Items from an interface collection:
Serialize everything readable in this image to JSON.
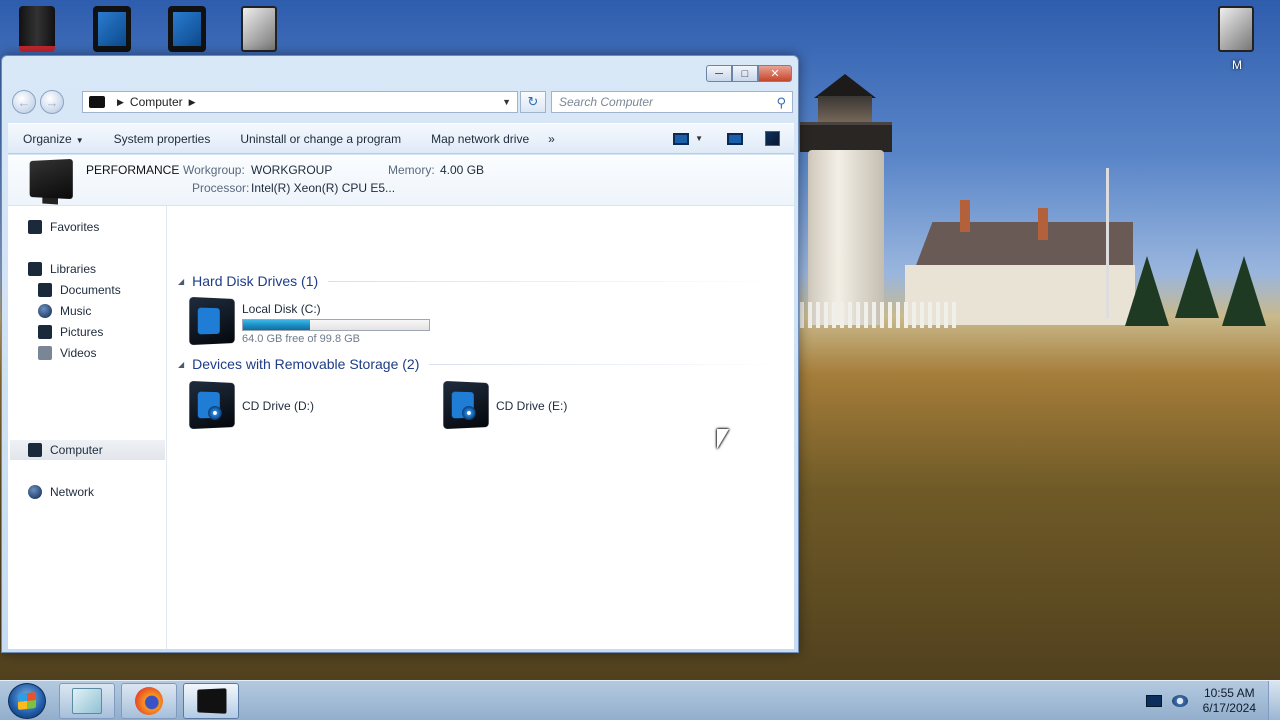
{
  "desktop": {
    "icons": [
      {
        "name": "tower-pc-icon",
        "label": ""
      },
      {
        "name": "tablet-icon-1",
        "label": ""
      },
      {
        "name": "tablet-icon-2",
        "label": ""
      },
      {
        "name": "documents-icon",
        "label": ""
      },
      {
        "name": "m-icon",
        "label": "M"
      }
    ]
  },
  "window": {
    "address": {
      "location": "Computer"
    },
    "search": {
      "placeholder": "Search Computer"
    },
    "toolbar": {
      "organize": "Organize",
      "system_properties": "System properties",
      "uninstall": "Uninstall or change a program",
      "map_drive": "Map network drive",
      "more": "»"
    },
    "details": {
      "pc_name": "PERFORMANCE",
      "workgroup_label": "Workgroup:",
      "workgroup_value": "WORKGROUP",
      "memory_label": "Memory:",
      "memory_value": "4.00 GB",
      "processor_label": "Processor:",
      "processor_value": "Intel(R) Xeon(R) CPU E5..."
    },
    "sidebar": {
      "favorites": "Favorites",
      "libraries": "Libraries",
      "documents": "Documents",
      "music": "Music",
      "pictures": "Pictures",
      "videos": "Videos",
      "computer": "Computer",
      "network": "Network"
    },
    "groups": {
      "hdd_title": "Hard Disk Drives (1)",
      "removable_title": "Devices with Removable Storage (2)"
    },
    "drives": {
      "c_name": "Local Disk (C:)",
      "c_free": "64.0 GB free of 99.8 GB",
      "c_used_fraction": 0.359,
      "d_name": "CD Drive (D:)",
      "e_name": "CD Drive (E:)"
    }
  },
  "taskbar": {
    "time": "10:55 AM",
    "date": "6/17/2024"
  }
}
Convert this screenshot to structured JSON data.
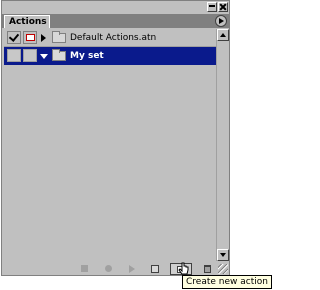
{
  "panel": {
    "tab_label": "Actions",
    "window_buttons": {
      "minimize_icon": "minimize-icon",
      "close_icon": "close-icon"
    },
    "menu_icon": "panel-menu-arrow-icon"
  },
  "actions": [
    {
      "label": "Default Actions.atn",
      "checked": true,
      "dialog_toggle": true,
      "expanded": false,
      "selected": false
    },
    {
      "label": "My set",
      "checked": false,
      "dialog_toggle": false,
      "expanded": true,
      "selected": true
    }
  ],
  "toolbar": {
    "buttons": [
      {
        "icon": "stop-icon"
      },
      {
        "icon": "record-icon"
      },
      {
        "icon": "play-icon"
      },
      {
        "icon": "new-set-icon"
      },
      {
        "icon": "new-action-icon"
      },
      {
        "icon": "trash-icon"
      }
    ]
  },
  "tooltip": {
    "text": "Create new action"
  },
  "colors": {
    "selection": "#0a1a8c",
    "tooltip_bg": "#ffffe1",
    "panel_bg": "#c0c0c0"
  }
}
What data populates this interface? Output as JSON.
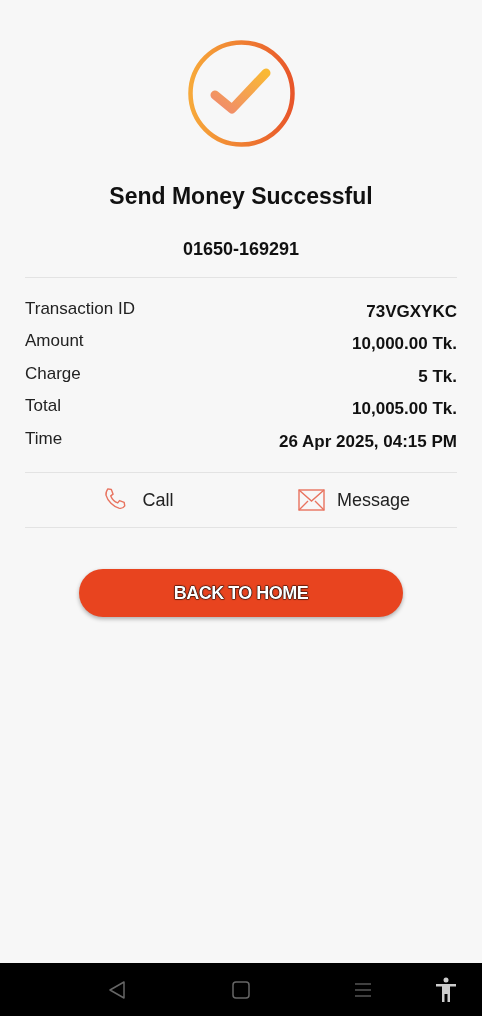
{
  "title": "Send Money Successful",
  "recipient": "01650-169291",
  "details": [
    {
      "label": "Transaction ID",
      "value": "73VGXYKC"
    },
    {
      "label": "Amount",
      "value": "10,000.00 Tk."
    },
    {
      "label": "Charge",
      "value": "5 Tk."
    },
    {
      "label": "Total",
      "value": "10,005.00 Tk."
    },
    {
      "label": "Time",
      "value": "26 Apr 2025, 04:15 PM"
    }
  ],
  "actions": [
    {
      "kind": "call",
      "label": "Call"
    },
    {
      "kind": "message",
      "label": "Message"
    }
  ],
  "button": "BACK TO HOME"
}
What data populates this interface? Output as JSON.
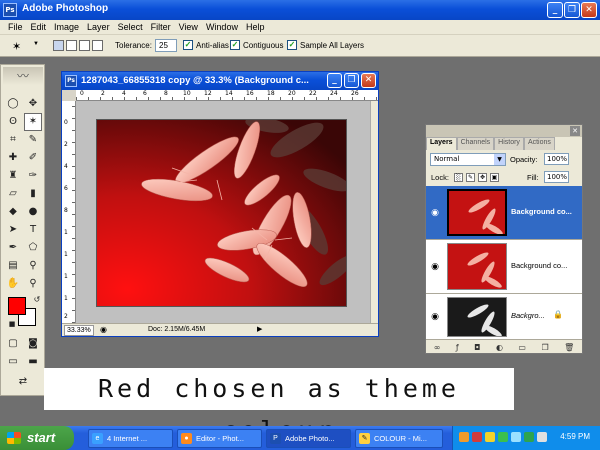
{
  "app": {
    "title": "Adobe Photoshop",
    "window_buttons": [
      "_",
      "❐",
      "✕"
    ]
  },
  "menu": [
    "File",
    "Edit",
    "Image",
    "Layer",
    "Select",
    "Filter",
    "View",
    "Window",
    "Help"
  ],
  "options": {
    "tool_icon": "magic-wand-icon",
    "tolerance_label": "Tolerance:",
    "tolerance_value": "25",
    "anti_alias_label": "Anti-alias",
    "anti_alias_checked": true,
    "contiguous_label": "Contiguous",
    "contiguous_checked": true,
    "sample_all_label": "Sample All Layers",
    "sample_all_checked": true
  },
  "toolbox": {
    "foreground_color": "#ff0000",
    "background_color": "#ffffff"
  },
  "document": {
    "title": "1287043_66855318 copy @ 33.3% (Background c...",
    "zoom": "33.33%",
    "doc_info": "Doc: 2.15M/6.45M",
    "ruler_top": [
      "0",
      "2",
      "4",
      "6",
      "8",
      "10",
      "12",
      "14",
      "16",
      "18",
      "20",
      "22",
      "24",
      "26"
    ],
    "ruler_left": [
      "0",
      "2",
      "4",
      "6",
      "8",
      "1",
      "1",
      "1",
      "1",
      "2"
    ]
  },
  "layers_panel": {
    "tabs": [
      "Layers",
      "Channels",
      "History",
      "Actions"
    ],
    "blend_mode": "Normal",
    "opacity_label": "Opacity:",
    "opacity_value": "100%",
    "lock_label": "Lock:",
    "fill_label": "Fill:",
    "fill_value": "100%",
    "layers": [
      {
        "name": "Background co...",
        "selected": true,
        "style": "red"
      },
      {
        "name": "Background co...",
        "selected": false,
        "style": "red"
      },
      {
        "name": "Backgro...",
        "selected": false,
        "style": "bw",
        "locked": true
      }
    ]
  },
  "caption": "Red chosen as theme colour",
  "taskbar": {
    "start_label": "start",
    "tasks": [
      {
        "label": "4 Internet ...",
        "icon": "ie-icon"
      },
      {
        "label": "Editor - Phot...",
        "icon": "firefox-icon"
      },
      {
        "label": "Adobe Photo...",
        "icon": "photoshop-icon",
        "active": true
      },
      {
        "label": "COLOUR - Mi...",
        "icon": "paint-icon"
      }
    ],
    "clock": "4:59 PM"
  }
}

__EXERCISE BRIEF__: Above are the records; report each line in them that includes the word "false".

__RESULT__:
      "expanded": false,
      "selected": false
      "checked": false,
      "dialog_toggle": false,
        "selected": false,
        "selected": false,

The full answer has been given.